In addition to building water and electricity production capacity to meet domestic needs, Qatar is increasingly investing in utilities abroad.
The Qatar Electricity and Water Company (QEWC) is leading the way in this regard. The company, in collaboration with the government, established a $1bn investment fund dedicated to utilities abroad. QEWC owns a 60% stake in Nebras Power, while Qatar Holding and Qatar Petroleum International will own 20% each. The utilities investment fund is expected to invest mainly in markets with rapidly growing utilities with a particular focus on the Middle East and East Asia.
QEWC also owns shares in a number of foreign entities. The company purchased a 38.89% stake in AES Oasis from the Islamic Development Bank in 2012. This gives it a 60% stake in the company’s 370-MW AES Jordan Amman East power plant. “The purchase of shares in AES Jordan…is the first such acquisition by QEWC outside Qatar as planned by the board of directors,” QEWC stated. QEWC aims to “enter the global market in the next few years in order to diversify the sources of income and to expand at the regional and global level”, according to a statement from the firm.

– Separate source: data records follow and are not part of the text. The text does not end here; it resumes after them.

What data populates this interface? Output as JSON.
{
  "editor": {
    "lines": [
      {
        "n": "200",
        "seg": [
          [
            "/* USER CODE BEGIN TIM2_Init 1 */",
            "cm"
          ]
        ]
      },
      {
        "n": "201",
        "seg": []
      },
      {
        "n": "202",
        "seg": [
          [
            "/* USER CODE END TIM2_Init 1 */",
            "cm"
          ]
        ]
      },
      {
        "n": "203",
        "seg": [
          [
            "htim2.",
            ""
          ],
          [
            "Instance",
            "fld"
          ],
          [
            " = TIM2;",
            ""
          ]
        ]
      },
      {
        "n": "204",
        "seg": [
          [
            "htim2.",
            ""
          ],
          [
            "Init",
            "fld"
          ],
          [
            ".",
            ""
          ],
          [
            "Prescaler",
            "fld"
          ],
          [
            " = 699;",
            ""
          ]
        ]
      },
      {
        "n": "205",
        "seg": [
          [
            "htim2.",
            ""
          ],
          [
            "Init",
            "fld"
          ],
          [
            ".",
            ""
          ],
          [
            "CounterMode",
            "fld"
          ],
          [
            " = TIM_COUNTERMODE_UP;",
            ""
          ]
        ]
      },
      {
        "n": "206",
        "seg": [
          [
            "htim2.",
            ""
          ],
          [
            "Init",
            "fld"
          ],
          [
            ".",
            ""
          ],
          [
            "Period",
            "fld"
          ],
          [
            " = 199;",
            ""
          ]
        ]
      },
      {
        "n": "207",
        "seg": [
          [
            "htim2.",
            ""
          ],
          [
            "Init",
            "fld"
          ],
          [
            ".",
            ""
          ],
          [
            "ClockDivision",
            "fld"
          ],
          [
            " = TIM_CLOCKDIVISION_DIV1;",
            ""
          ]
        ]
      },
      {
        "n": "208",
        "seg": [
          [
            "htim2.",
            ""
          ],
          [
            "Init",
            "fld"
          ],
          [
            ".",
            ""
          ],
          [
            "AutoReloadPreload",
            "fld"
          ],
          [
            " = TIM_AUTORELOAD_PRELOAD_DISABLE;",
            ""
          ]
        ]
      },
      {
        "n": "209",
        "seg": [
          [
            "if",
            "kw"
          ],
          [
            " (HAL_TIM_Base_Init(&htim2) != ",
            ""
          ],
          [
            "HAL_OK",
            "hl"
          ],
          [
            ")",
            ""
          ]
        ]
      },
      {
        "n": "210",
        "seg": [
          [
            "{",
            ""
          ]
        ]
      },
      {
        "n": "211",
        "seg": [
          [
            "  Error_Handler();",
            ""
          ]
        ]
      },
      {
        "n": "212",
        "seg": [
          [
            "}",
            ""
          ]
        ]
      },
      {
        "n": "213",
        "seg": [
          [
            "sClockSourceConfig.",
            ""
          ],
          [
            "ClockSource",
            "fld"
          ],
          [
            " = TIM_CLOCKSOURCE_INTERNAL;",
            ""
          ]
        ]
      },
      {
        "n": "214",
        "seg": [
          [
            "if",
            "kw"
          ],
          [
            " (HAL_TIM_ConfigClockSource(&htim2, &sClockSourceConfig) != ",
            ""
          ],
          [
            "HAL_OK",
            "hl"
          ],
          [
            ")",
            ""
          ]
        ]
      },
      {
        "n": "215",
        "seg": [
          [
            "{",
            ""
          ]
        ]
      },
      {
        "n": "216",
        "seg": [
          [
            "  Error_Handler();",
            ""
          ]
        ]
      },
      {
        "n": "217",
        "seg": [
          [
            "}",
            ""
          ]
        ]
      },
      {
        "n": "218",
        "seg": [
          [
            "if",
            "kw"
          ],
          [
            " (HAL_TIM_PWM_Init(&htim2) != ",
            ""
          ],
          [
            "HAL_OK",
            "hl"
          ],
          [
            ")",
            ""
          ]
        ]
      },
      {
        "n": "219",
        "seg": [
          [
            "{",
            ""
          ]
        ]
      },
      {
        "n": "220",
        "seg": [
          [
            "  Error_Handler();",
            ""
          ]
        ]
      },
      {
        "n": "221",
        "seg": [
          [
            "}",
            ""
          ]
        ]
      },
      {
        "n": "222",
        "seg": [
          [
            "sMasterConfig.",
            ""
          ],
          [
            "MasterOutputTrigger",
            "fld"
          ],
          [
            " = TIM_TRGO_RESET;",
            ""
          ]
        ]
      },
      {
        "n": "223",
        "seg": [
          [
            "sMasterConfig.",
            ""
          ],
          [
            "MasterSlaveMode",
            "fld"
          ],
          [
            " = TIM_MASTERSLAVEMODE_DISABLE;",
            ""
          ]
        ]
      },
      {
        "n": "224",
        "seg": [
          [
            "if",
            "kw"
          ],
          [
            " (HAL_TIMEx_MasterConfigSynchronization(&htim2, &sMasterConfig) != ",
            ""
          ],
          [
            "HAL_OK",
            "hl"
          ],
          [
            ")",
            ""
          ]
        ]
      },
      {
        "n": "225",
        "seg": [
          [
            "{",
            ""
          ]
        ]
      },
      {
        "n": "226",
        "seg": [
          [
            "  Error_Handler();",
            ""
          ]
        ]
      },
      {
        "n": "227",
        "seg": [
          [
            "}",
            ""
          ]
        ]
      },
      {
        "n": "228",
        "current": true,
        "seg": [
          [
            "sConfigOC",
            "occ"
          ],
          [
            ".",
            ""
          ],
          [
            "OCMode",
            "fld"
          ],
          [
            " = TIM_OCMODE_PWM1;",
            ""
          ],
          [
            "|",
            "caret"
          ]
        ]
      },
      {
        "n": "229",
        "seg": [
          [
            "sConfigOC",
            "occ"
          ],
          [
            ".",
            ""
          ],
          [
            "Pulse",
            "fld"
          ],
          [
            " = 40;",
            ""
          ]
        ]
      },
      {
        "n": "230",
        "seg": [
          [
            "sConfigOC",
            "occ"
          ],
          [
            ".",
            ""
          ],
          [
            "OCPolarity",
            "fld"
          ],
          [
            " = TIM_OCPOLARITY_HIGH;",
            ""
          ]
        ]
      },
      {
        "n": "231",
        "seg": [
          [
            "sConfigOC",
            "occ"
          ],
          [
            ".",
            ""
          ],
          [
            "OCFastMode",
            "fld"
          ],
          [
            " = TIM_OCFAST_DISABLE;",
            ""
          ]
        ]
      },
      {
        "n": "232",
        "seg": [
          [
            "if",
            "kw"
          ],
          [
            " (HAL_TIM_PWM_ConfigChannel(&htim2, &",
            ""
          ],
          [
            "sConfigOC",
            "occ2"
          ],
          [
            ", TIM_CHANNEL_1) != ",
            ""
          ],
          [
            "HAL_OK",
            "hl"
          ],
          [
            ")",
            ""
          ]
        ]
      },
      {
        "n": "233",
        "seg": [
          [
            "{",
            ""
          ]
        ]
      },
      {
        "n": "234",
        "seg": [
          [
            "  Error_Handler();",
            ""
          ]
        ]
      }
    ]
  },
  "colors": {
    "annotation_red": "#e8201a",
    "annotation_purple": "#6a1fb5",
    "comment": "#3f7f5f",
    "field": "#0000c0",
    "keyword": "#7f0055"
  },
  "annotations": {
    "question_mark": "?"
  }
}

QEWC’s other major foreign projects include the 2000-MW Sur Power project in Oman. It will cost some $1.6bn to build and the plant will eventually account for around 40% of Oman’s total power generation capacity. QEWC is also investing in an Abu Dhabi project that will deliver 1600 MW of power and 53 MIGD of water. In addition, Qatari Diar has invested in the sector, closing a deal with Veolia Environment to purchase a 5% stake in the company in 2010. This is an indication of Qatar’s long-term strategy of leveraging private sector expertise in the electricity and water sectors.